The menu has a social vibe offering a variety of considered dishes that are conducive to sharing

The first course is a deceptively simple-looking dish of seared tuna, arranged on a pretty salad of enoki mushrooms, edible flowers and micro herbs. As you gather each ingredient on your chopstick, dollops of charred leek aioli emerge from underneath and, on closer inspection; a translucent pickled ginger jelly is delicately dotted around the plate. The combination of flavours and textures are a stroke of genius. The next dish includes skinny fried potato matchsticks that hide hunks of fresh kingfish, marinated in a chilli and miso sauce. The potato doesn’t detract from the kingfish but, rather, adds a salty earthiness that elevates this from merely sashimi to a complete, balanced dish. Next, we hit the robata grill with Kurobuta pork belly, alternated with spongy chucks of daikon and served with a mustard aioli. It feels like an Australianised version of robata but it’s delicious nonetheless. I keep muttering, dish after dish, “I think this is my favourite”. By the fourth or fifth course, my nonchalant dining partner rolls his eyes and my statements fade into insignificance.

Chef Chase Kojimo is truly one talented chef

Chef Chase Kojima started his career at the age of 11, working in his father’s Japanese restaurant

The pressure point dish is undoubtedly the miso cod. I take a mouthful, anxious to see if it’s up to scratch. Moments later, I’m scraping up the last morsels of caramelised miso from the plate and any anticipation I held diminishes. I want to eat this dish for breakfast, lunch, dinner and anything in between. Feeling surprisingly perky the next morning after Sokyo, I decided to take a yoga class. As I lay day on my mat in savasana and concentrating on my breathing – trying to “still my mind”, all I can think about is seared tuna, charred leek aioli and pickled ginger jelly.

Anna Lisle

Sokyo

What makes a good pub?

What makes a good pub? In a city where hospitality groups are pumping millions of dollars into revamping pubs, it’s a question worth asking.
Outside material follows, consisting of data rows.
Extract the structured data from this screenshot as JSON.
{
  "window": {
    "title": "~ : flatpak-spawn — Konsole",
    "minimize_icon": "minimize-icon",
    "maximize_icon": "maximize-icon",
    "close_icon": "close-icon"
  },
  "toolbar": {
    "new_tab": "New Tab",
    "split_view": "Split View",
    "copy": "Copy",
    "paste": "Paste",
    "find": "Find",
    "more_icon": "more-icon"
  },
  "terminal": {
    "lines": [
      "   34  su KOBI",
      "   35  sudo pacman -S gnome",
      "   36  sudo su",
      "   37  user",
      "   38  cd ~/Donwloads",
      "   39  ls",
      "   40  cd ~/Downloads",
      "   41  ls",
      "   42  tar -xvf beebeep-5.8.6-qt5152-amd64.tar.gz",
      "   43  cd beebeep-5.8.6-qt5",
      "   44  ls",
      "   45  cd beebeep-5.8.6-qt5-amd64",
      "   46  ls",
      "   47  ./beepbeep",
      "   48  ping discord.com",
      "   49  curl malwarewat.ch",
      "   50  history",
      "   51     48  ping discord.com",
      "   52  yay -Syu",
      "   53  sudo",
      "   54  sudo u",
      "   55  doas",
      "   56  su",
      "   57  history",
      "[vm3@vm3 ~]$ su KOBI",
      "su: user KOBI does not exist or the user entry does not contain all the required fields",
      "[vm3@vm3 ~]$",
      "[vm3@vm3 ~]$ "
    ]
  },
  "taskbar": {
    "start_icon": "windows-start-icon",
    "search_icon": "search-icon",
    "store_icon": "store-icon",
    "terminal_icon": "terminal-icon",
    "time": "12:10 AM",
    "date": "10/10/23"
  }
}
To me, a great drinking establishment has less to do with the wallpaper and more to do with the people who stand behind the bar and sit on the stools. It’s the charismatic bartenders who remember to ask about your footy grand final and the familiar faces of the regulars who perch at the front bar. A good pub is all about whether there’s spirit.

The private dining room seats 24 guests

The private dining room seats 24 guests

When the Kurrajong Hotel became The Swanson, after a three month refurbishment by the Balmain Pub Group (who also own Riverview Hotel in Birchgrove and the Balmain Hotel in Balmain), it become more than a pub. Spanning over two levels, there’s a public bar on the street level, and an 80-seater restaurant upstairs. Truffle gnocchi, kingfish carpaccio, crispy duck with quinoa and lentils… the menu upstairs is serious and head chef Brad Sloane (former AHA chef of the year), delivers seriously good food on the plate.

Kingfish carpaccio with zucchini flower, grapefruit and chilli

Kingfish carpaccio with zucchini flower, grapefruit and chilli

There’s a pie, but it’s no ordinary pie- it’s a Wagyu beef pie, served with a garlic mash and broccolini. A spatchcock dish is served butterflied and chargrilled, with sautéed lentils, speck and brussel sprouts. For bargain hunters, there’s “2-for-1 pizzas” on Thursdays and ‘$10 Wagyu burgers” every weekday lunch. From fancy fine dining to hearty pub grub and boutique beers to inventive cocktails, there’s something that will please everyone at The Swanson.

Anna Lisle

The Swanson